The Laurence Cole Show: Omar Figueroa’s Win Over Ricky Burns Overshadowed By Rancid Ref

In the main event of Saturday’s “Premier Boxing Champions” card on CBS, junior welterweight Omar Figueroa, Jr. hammered out a bruising unanimous decision victory over Ricky Burns. The fighters mostly went at it in the tiniest phone booth you’ll ever find, trading shots while trying to smother and sap each other’s energy.

Burns (37-5-1, 11 KO) started out strong. He used his jab and chopping right hand to fend off Figueroa (25-0-1, 18 KO) who jumped in with power shots from both the orthodox and southpaw positions. Burns got the better of the action from a distance, while Figueroa’s body shots and uppercuts seemed to give him the upper hand when they were in close.

And they were in close a lot. The fighters grappled, mauled, and smothered the hell out of each other for all 12 rounds. Fortunately it still made for a very entertaining bout because both guys let their hands go and did some fine inside work.

Figueroa loves to fight, so he had no problem lunging in after Burns, who isn’t known as a hard puncher. Burns was extremely accurate for much of the fight, but Figueroa continued to attack undeterred, and his power punches frequently had the crowd roaring with approval.

After fighting valiantly, Burns finally showed signs of fading in the late rounds. Figueroa seemed to have him badly hurt in the 11th round after landing a hard body shot and then a grenade of a left hook. Figueroa pressed the action early into the 12th, but Burns somehow found a second wind and ended the fight by merrily firing away, landing at will as the bell sounded to end the match.

Of course, the fights were held in Texas, which meant that the main event was refereed by the son of former boxing commission head Dickie Cole. And if you haven’t figured it out by now, Laurence Cole is an absolute disaster of a referee. It has become obvious over the years that Cole just can’t seem to figure out how to properly manage a fight.

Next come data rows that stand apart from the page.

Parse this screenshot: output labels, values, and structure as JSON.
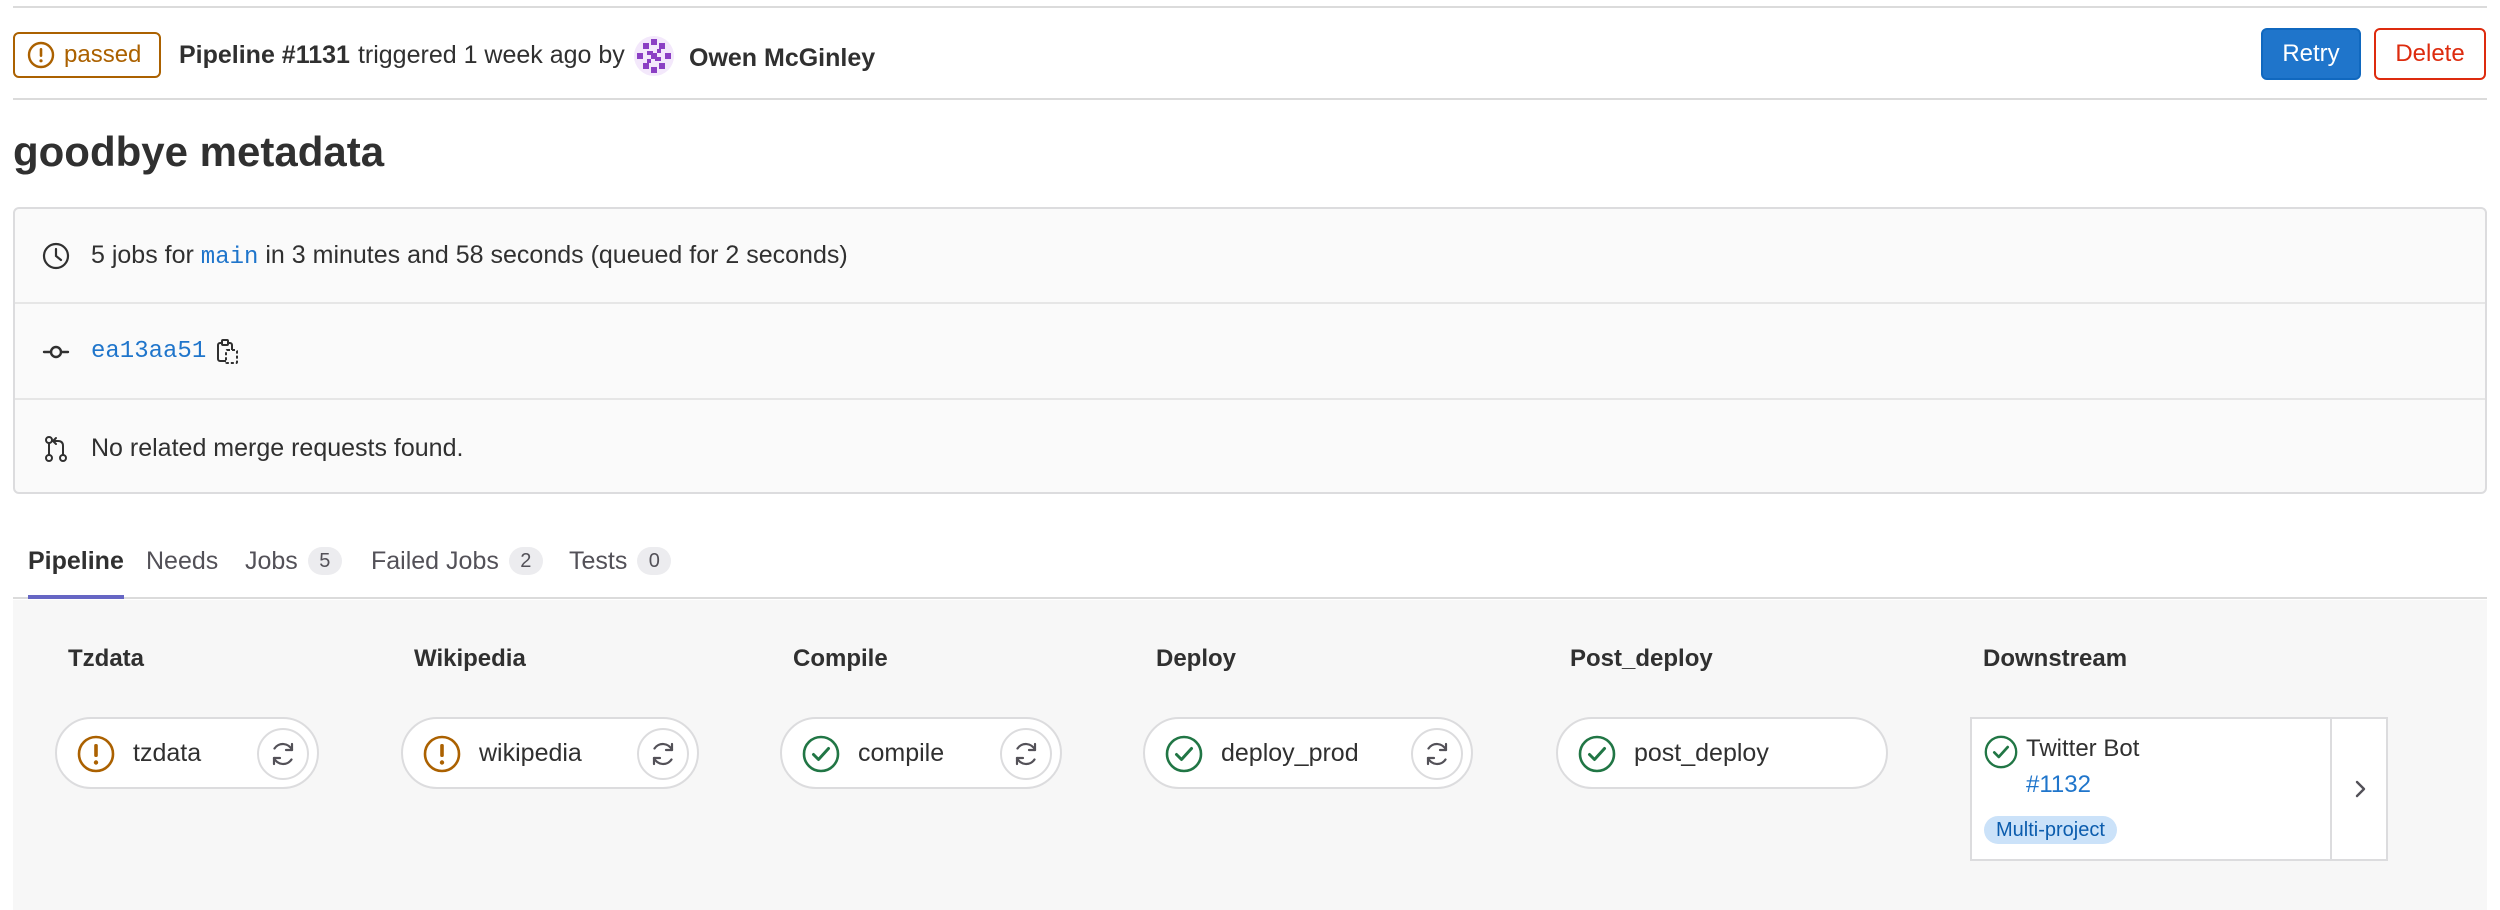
{
  "header": {
    "status_label": "passed",
    "pipeline_label": "Pipeline #1131",
    "triggered_text": "triggered 1 week ago by",
    "author": "Owen McGinley",
    "retry_label": "Retry",
    "delete_label": "Delete"
  },
  "title": "goodbye metadata",
  "info": {
    "jobs_prefix": "5 jobs for",
    "branch": "main",
    "jobs_suffix": "in 3 minutes and 58 seconds (queued for 2 seconds)",
    "commit_sha": "ea13aa51",
    "merge_requests": "No related merge requests found."
  },
  "tabs": [
    {
      "label": "Pipeline",
      "active": true
    },
    {
      "label": "Needs"
    },
    {
      "label": "Jobs",
      "count": "5"
    },
    {
      "label": "Failed Jobs",
      "count": "2"
    },
    {
      "label": "Tests",
      "count": "0"
    }
  ],
  "stages": [
    {
      "title": "Tzdata",
      "job": "tzdata",
      "status": "warning",
      "retry": true
    },
    {
      "title": "Wikipedia",
      "job": "wikipedia",
      "status": "warning",
      "retry": true
    },
    {
      "title": "Compile",
      "job": "compile",
      "status": "success",
      "retry": true
    },
    {
      "title": "Deploy",
      "job": "deploy_prod",
      "status": "success",
      "retry": true
    },
    {
      "title": "Post_deploy",
      "job": "post_deploy",
      "status": "success",
      "retry": false
    },
    {
      "title": "Downstream"
    }
  ],
  "downstream": {
    "project": "Twitter Bot",
    "pipeline_id": "#1132",
    "badge": "Multi-project",
    "status": "success"
  },
  "colors": {
    "warning": "#ab6100",
    "success": "#217645",
    "link": "#1f75cb",
    "danger": "#dd2b0e",
    "active_tab": "#6666c4"
  }
}
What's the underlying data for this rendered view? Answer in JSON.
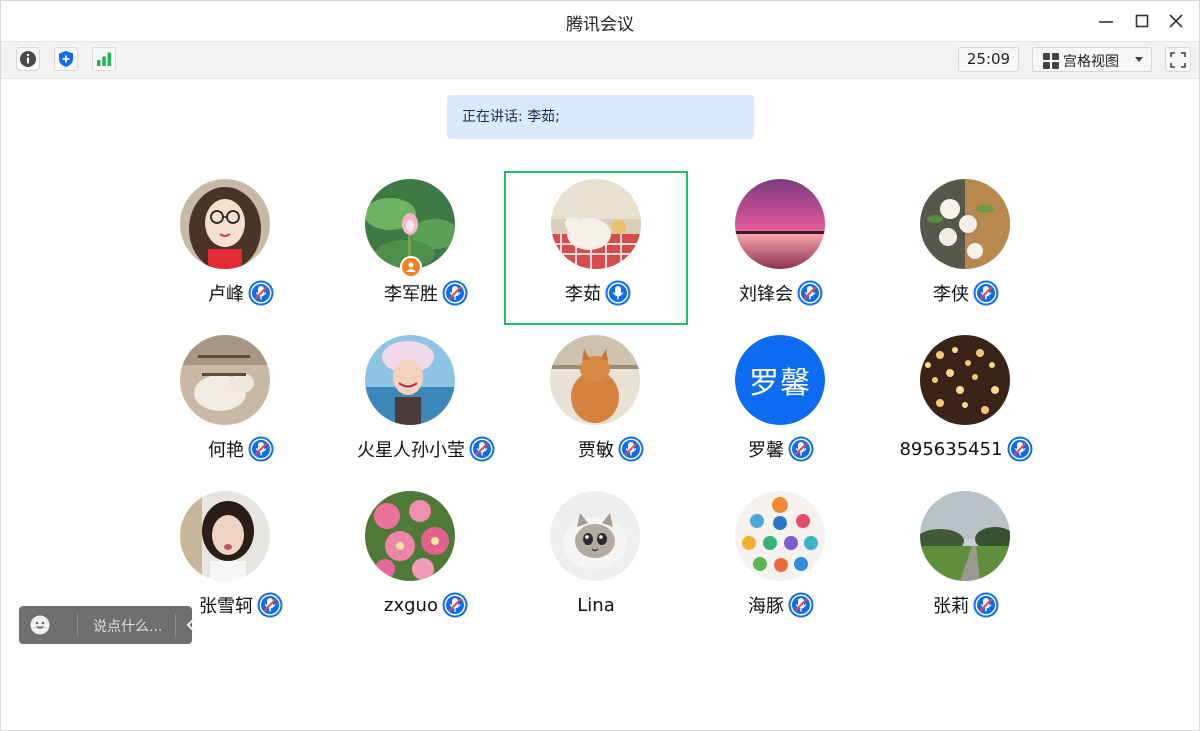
{
  "window": {
    "title": "腾讯会议"
  },
  "toolbar": {
    "timer": "25:09",
    "view_label": "宫格视图",
    "icons": [
      "info-icon",
      "shield-plus-icon",
      "signal-bars-icon",
      "grid-view-icon",
      "fullscreen-icon"
    ]
  },
  "speaking": {
    "text": "正在讲话: 李茹;"
  },
  "participants": [
    {
      "name": "卢峰",
      "mic": "muted"
    },
    {
      "name": "李军胜",
      "mic": "muted",
      "host": true
    },
    {
      "name": "李茹",
      "mic": "active",
      "speaking": true
    },
    {
      "name": "刘锋会",
      "mic": "muted"
    },
    {
      "name": "李侠",
      "mic": "muted"
    },
    {
      "name": "何艳",
      "mic": "muted"
    },
    {
      "name": "火星人孙小莹",
      "mic": "muted"
    },
    {
      "name": "贾敏",
      "mic": "muted"
    },
    {
      "name": "罗馨",
      "mic": "muted",
      "avatar_text": "罗馨"
    },
    {
      "name": "895635451",
      "mic": "muted"
    },
    {
      "name": "张雪轲",
      "mic": "muted"
    },
    {
      "name": "zxguo",
      "mic": "muted"
    },
    {
      "name": "Lina",
      "mic": "none"
    },
    {
      "name": "海豚",
      "mic": "muted"
    },
    {
      "name": "张莉",
      "mic": "muted"
    }
  ],
  "chat": {
    "placeholder": "说点什么..."
  },
  "colors": {
    "accent": "#0d6cf2",
    "speaking_border": "#1fc16b",
    "banner_bg": "#d9e9ff",
    "mute_slash": "#e24a4a",
    "host_badge": "#f47f23"
  }
}
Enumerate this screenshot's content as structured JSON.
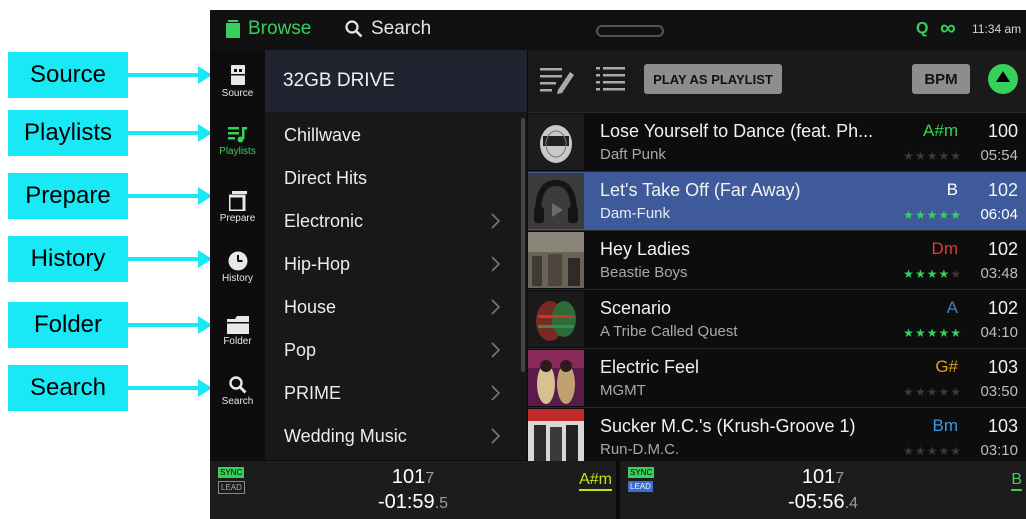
{
  "callouts": [
    {
      "label": "Source"
    },
    {
      "label": "Playlists"
    },
    {
      "label": "Prepare"
    },
    {
      "label": "History"
    },
    {
      "label": "Folder"
    },
    {
      "label": "Search"
    }
  ],
  "topbar": {
    "browse_label": "Browse",
    "search_label": "Search",
    "q_label": "Q",
    "link_icon": "∞",
    "time": "11:34 am"
  },
  "sidebar": {
    "items": [
      {
        "label": "Source",
        "icon": "usb-drive-icon"
      },
      {
        "label": "Playlists",
        "icon": "playlist-icon",
        "active": true
      },
      {
        "label": "Prepare",
        "icon": "prepare-icon"
      },
      {
        "label": "History",
        "icon": "clock-icon"
      },
      {
        "label": "Folder",
        "icon": "folder-icon"
      },
      {
        "label": "Search",
        "icon": "search-icon"
      }
    ]
  },
  "playlists": {
    "header": "32GB DRIVE",
    "items": [
      {
        "name": "Chillwave",
        "chevron": false
      },
      {
        "name": "Direct Hits",
        "chevron": false
      },
      {
        "name": "Electronic",
        "chevron": true
      },
      {
        "name": "Hip-Hop",
        "chevron": true
      },
      {
        "name": "House",
        "chevron": true
      },
      {
        "name": "Pop",
        "chevron": true
      },
      {
        "name": "PRIME",
        "chevron": true
      },
      {
        "name": "Wedding Music",
        "chevron": true
      }
    ]
  },
  "toolbar": {
    "play_as_playlist": "PLAY AS PLAYLIST",
    "bpm": "BPM"
  },
  "tracks": [
    {
      "title": "Lose Yourself to Dance (feat. Ph...",
      "artist": "Daft Punk",
      "key": "A#m",
      "key_color": "#37d05a",
      "bpm": "100",
      "time": "05:54",
      "rating": 0,
      "selected": false
    },
    {
      "title": "Let's Take Off (Far Away)",
      "artist": "Dam-Funk",
      "key": "B",
      "key_color": "#ffffff",
      "bpm": "102",
      "time": "06:04",
      "rating": 5,
      "selected": true
    },
    {
      "title": "Hey Ladies",
      "artist": "Beastie Boys",
      "key": "Dm",
      "key_color": "#e53935",
      "bpm": "102",
      "time": "03:48",
      "rating": 4,
      "selected": false
    },
    {
      "title": "Scenario",
      "artist": "A Tribe Called Quest",
      "key": "A",
      "key_color": "#3b82c4",
      "bpm": "102",
      "time": "04:10",
      "rating": 5,
      "selected": false
    },
    {
      "title": "Electric Feel",
      "artist": "MGMT",
      "key": "G#",
      "key_color": "#e0a020",
      "bpm": "103",
      "time": "03:50",
      "rating": 0,
      "selected": false
    },
    {
      "title": "Sucker M.C.'s (Krush-Groove 1)",
      "artist": "Run-D.M.C.",
      "key": "Bm",
      "key_color": "#3b9be0",
      "bpm": "103",
      "time": "03:10",
      "rating": 0,
      "selected": false
    }
  ],
  "decks": [
    {
      "sync": "SYNC",
      "lead": "LEAD",
      "lead_active": false,
      "bpm_int": "101",
      "bpm_dec": "7",
      "time_main": "-01:59",
      "time_dec": ".5",
      "key": "A#m",
      "key_color": "#c6e21a"
    },
    {
      "sync": "SYNC",
      "lead": "LEAD",
      "lead_active": true,
      "bpm_int": "101",
      "bpm_dec": "7",
      "time_main": "-05:56",
      "time_dec": ".4",
      "key": "B",
      "key_color": "#37d05a"
    }
  ],
  "colors": {
    "accent_green": "#37d05a",
    "callout_cyan": "#19e8f5",
    "selected_row": "#3e5a9a",
    "star_on": "#37d05a",
    "star_off": "#3a3a3a"
  }
}
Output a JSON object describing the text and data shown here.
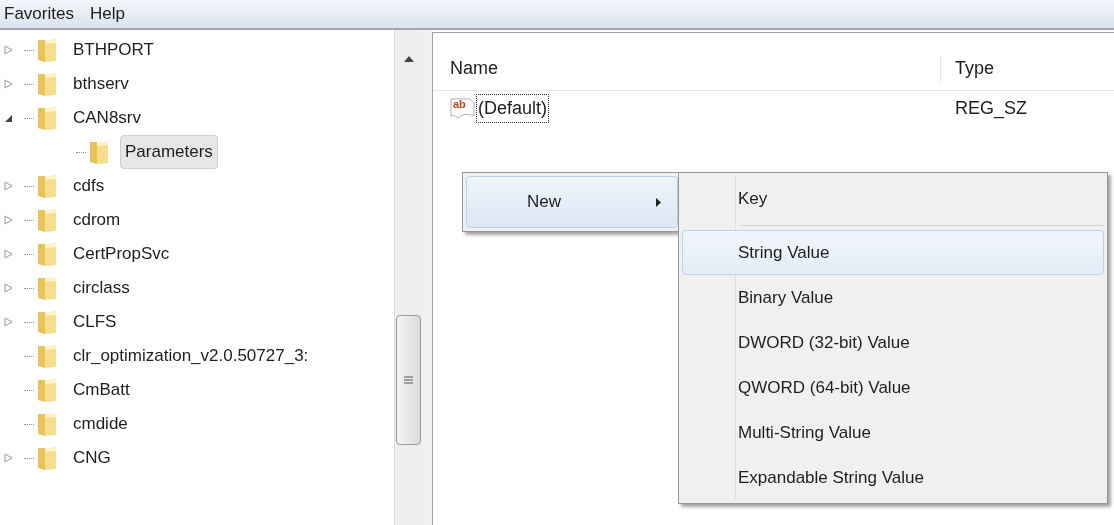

He is either non-existent, as he was when Alfredo Angulo damn near killed Harry Joe Yorgey a few years back, or he’s an over-officious clown. Such was the case tonight.

In between warning Burns for holding, pushing, pulling, or breathing too heavily, he was literally pulling the fighters’ arms off of each other in an utterly dangerous and ridiculous display of ineptitude. He ended up deducting two points from Burns for holding. As it turns out, the two points didn’t’ have any effect on the outcome, but the deductions were given arbitrarily and after repeated warnings that should have never been issued.

The judges had the bout scored 117-109, and two scores of 116-110. While Burns figured to have a very hard time getting a decision in Texas, these scores seemed a bit too wide. TQBR had it a draw, 113-113.

In the opening bout, English bantamweight Jamie McDonnell (26-2-1, 12 KO) eked out a razor-thin unanimous decision victory over Tomoki “My Hair Tho” Kameda. All three judges scored the bout 114-113 for McDonnell. TQBR scored it 115-112 for Kameda.

The fight started out slowly, as both fighters looked to establish their jabs. Kameda (31-1, 19 KO) got the better of the bout early on by landing the harder shots while McDonnell seemed hesitant to let any power punches fly.

McDonnell was having an excellent 3rd round, smacking Kameda and keeping him off balance using basically nothing but his stiff jab, but Kameda nailed McDonnell with a gorgeous overhand right with about a minute left, dropping him to the canvas for the first time in his career. He survived the round, and to his credit he made some solid adjustments afterwards.

The biggest adjustment was that he actually got busier, landing right hands and body shots on Kameda, who couldn’t quite land another game-changing punch. McDonnell took over the fight in the middle rounds by staying behind the jab and going to the body, while Kameda tried to load up on power shots.

The last three rounds were fantastic, with both fighters going on the attack. Kameda, perhaps sensing that the fight was close, began backing away and flurrying whenever McDonnell got near him. In what turned out to be the difference maker, McDonnell saved his best round of the fight for last. He stormed after Kameda and bombarded him with everything he had in the 12th. Kameda landed a couple of monster left hooks at the end of the round, but McDonnell took them well and then took the fight on the cards.

While the crowd booed McDonnell heavily, (and McDonnell apparently dropped some curse words that CBS blotted out with 2.3 seconds of weird techno music) there were several very close rounds and the fight proved difficult to score. McDonnell threw nearly 400 more punches, but Kameda’s shots were generally harder and more effective, including that massive right hand that scored him the only knockdown of the fight. We’d be totally fine watching these guys go at it again.

(Photo: Figueroa, right, unloads on Burns as referee Laurence Cole watches on, via PBC)